Posted: 06 May 2022 5 min. read

Leaders vs Laggers

In our survey of 300 financial services organisations from five financial centres across APAC, two distinct group of respondents emerged – leaders who are more advanced in their digital transformations at 15% of the population and laggards at 85%.

Leaders vs Laggers

Leaders are more advanced in their digital transformations and as a result are more asset light across work, workforce and workplace. They have made fundamental technology change that provides flexibility and reduces cost of change – not just redesigning their mobile apps. They are also more advanced in reorganising their workforce to source and utilise capabilities differently, and they are leveraging their real estate in new ways to improve the return on these significant assets.
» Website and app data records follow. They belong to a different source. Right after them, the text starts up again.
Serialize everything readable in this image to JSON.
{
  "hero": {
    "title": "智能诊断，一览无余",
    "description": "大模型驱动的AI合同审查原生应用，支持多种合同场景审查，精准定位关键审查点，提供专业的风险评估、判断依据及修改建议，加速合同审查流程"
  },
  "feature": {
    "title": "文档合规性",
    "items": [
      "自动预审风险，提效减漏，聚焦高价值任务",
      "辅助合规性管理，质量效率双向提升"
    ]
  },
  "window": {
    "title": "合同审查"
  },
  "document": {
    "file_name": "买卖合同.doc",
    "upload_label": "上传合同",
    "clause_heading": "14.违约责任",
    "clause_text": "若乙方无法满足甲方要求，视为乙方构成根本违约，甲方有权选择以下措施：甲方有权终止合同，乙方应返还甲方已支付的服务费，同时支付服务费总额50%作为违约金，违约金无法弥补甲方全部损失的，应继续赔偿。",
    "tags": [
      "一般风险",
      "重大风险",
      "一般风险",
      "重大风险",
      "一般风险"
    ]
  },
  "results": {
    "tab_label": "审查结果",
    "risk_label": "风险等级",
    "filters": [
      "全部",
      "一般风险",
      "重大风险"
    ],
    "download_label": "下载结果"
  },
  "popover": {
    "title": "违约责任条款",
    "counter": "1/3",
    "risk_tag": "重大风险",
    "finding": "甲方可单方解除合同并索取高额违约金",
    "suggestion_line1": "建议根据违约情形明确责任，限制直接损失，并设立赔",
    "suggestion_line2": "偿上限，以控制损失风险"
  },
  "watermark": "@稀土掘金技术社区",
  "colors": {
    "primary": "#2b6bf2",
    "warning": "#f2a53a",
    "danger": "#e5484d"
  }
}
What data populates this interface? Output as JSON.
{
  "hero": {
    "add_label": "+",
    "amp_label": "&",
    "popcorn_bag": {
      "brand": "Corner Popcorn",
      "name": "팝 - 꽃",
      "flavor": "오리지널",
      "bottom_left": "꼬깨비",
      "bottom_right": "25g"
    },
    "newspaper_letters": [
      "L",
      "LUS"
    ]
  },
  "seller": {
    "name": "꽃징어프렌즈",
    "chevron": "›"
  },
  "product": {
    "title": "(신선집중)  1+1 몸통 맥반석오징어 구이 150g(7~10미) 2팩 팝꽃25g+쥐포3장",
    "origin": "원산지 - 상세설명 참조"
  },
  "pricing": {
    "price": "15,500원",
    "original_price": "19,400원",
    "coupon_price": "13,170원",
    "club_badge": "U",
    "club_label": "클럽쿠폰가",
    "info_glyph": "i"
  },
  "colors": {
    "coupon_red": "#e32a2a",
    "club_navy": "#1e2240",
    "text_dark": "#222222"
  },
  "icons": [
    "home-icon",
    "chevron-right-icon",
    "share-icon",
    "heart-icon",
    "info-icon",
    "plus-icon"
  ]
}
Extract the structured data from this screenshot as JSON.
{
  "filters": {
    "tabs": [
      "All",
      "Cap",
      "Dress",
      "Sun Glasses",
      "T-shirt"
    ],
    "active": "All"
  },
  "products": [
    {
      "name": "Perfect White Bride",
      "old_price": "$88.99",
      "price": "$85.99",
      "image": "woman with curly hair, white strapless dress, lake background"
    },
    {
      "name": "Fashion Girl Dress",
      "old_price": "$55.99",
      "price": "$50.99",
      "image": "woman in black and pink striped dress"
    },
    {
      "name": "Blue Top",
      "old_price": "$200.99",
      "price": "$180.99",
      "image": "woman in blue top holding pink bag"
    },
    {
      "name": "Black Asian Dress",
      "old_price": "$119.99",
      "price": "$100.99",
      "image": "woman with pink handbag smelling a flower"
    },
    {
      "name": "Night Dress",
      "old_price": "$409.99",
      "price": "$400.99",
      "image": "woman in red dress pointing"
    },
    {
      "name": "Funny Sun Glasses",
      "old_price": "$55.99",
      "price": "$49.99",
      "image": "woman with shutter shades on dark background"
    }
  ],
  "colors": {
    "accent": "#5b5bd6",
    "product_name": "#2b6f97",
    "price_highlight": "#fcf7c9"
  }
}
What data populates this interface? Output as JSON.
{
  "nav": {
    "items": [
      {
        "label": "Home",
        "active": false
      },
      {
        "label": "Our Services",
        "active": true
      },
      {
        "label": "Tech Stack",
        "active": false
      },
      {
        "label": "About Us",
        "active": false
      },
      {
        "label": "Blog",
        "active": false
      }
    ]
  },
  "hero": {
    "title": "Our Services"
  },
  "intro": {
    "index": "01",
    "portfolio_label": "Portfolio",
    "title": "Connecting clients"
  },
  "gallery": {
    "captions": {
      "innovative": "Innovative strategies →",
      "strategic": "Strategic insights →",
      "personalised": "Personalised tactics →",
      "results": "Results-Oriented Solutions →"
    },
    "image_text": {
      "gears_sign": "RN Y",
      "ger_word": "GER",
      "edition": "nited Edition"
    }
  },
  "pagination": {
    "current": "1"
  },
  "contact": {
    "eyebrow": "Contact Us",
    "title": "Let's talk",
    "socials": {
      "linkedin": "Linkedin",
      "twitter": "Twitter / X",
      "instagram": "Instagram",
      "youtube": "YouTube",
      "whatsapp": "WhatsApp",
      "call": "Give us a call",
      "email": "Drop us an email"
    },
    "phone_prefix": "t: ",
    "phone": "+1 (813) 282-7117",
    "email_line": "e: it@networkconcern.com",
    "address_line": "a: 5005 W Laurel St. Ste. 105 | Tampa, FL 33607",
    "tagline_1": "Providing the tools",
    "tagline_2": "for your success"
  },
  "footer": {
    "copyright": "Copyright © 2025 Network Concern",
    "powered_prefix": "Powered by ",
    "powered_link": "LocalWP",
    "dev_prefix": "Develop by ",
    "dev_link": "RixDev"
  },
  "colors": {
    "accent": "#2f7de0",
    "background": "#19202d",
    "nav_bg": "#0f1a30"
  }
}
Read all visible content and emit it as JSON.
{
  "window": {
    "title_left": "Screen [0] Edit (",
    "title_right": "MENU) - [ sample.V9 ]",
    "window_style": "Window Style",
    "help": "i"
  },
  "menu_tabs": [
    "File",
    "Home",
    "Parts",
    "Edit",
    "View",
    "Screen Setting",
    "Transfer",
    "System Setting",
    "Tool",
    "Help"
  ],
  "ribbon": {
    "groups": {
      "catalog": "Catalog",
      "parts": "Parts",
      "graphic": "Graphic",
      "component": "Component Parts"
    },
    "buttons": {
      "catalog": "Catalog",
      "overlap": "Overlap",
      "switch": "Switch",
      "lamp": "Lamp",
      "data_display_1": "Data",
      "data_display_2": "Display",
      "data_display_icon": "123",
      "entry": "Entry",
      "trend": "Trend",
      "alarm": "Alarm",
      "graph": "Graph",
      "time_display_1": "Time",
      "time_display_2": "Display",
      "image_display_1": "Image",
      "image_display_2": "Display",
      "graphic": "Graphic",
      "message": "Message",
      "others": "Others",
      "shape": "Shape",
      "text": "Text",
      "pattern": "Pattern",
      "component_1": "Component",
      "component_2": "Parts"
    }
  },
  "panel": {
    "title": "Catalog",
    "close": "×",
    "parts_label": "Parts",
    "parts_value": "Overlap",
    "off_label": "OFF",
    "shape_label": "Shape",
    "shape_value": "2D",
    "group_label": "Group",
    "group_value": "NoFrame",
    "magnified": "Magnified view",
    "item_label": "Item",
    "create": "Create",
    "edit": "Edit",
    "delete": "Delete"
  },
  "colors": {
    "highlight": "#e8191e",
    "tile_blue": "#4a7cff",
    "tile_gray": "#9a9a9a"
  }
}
To start Leaders do more than 60% of their business through digital channels and react more quickly to evolving customer needs with fortnightly or shorter releases of new products and features.

Interestingly, although Leaders are already more advanced in their transformations, they have bold aspiration to continue improving their operating model. 


Understanding the gap

But where are Laggers falling short? What are the barriers to close the gap?

In order to answer these questions, our survey focused on 3 key areas of the Asset Light Operating Model: WORK, WORKFORCE AND WORKPLACE


We looked at how organisations are delivering work and where they are making changes. Laggers (85% of the sample surveyed) are much more timid in their change aspirations regarding improving technology architecture, partnering with technology companies, cloud migration and adopting new ways of working. For example, only a third of respondents are considering microservice architecture, or partnership with Fintechs to uplift their capabilities, versus much larger percentages for Leaders.


On workforce, we assessed sourcing options, ways of working and future roles and training to complement existing capabilities. For example, although there seems to be a sweet spot in terms of balancing permanent and contingent (i.e. non-permanent) employees, our research shows that most Leaders aim to use contingent workforce options to provide flexibility to scale up and down as required (at lower cost), bring in new capabilities and deploy temporary specialist for short term projects. There is a greater willingness to use technology vendors and other types of sourcing options to supplement internal capabilities.


And lastly, we asked surveyed participants what they believe are the key trends in the workplace, including changes to customer facing real estate (e.g. branches/sales offices) and changes to head-office and non-customer facing premisses. In general, Laggers are not planning the same extent of change to real estate as leaders. Almost 80% of Laggers (vs. less than half of leaders) anticipate changes of 20% or less to the organisation’s footprint.

Conclusion and what’s next

Leaders and Laggers are making different choices on what work adds the most value to their businesses and how do they best organise their workforce and utilise their workplace to get it done. In almost every category we surveyed Laggers are further behind in adopting asset light concepts. Many organisations should question and challenge themselves:

  • What work creates the most value for my business?
  • How do we go fast?
  • What is the purpose of my workforce?
  • How do we scale up and down at lower cost and quicker?
  • How do we organise to react quicker to the market?
  • Where should we source our capabilities from?
  • What is the purpose of my workplace ?
  • How should we best utilise our real estate?

Our next blogs will explore in detail where laggers are falling short regarding WORK, WORKFORCE and WORKPLACE, and why is that so and what these organisations can do (and how) to close the gap. 

More about the authors

Matt Bailey

Matt Bailey

Partner, Financial Services Transformation & Operations

Matt is passionate about creating positive changes for his clients. He is a globally recognised Partner with over 25 years of experience in the Financial Services sector in Australia and across Asia, Europe and the Americas. As a subject matter expert in Financial Services and Fintech, he specialises in large scale transformations focused on cost reduction, technoogy build and responding to regulatory requirements. He has led Bank and Insurer target operating model designs, build implementations and regulatory responses for clients globally.

Andre Santos

Andre Santos

Director, Financial Services Transformation & Operations

Andre has over 12 years’ experience in Financial Services consulting and industry, leading strategy and transformation projects. Covering a range of areas, including building (new) business capabilities and operating models, conducting strategy reviews, supporting delivery of regulatory projects and cost rationalisation programs. Most recently, Andre has been advising insurance and banking clients on new ways of working and digital operating models as well as supporting clients design and run efficiency improvement programs.

Phil Windus

Phil Windus

Partner, Financial Advisory

Phil is a member of the global Deloitte Occupier Advisory panel overseeing the Asia Pacific region. He has negotiated over 250,000 square metres of lease transactions around Australia, created accommodation strategies for clients with single or multiple locations, overseen relocation projects, delivered property due diligence reports for clients interested in takeover assessments, and undertaken feasibility studies for public and private occupiers.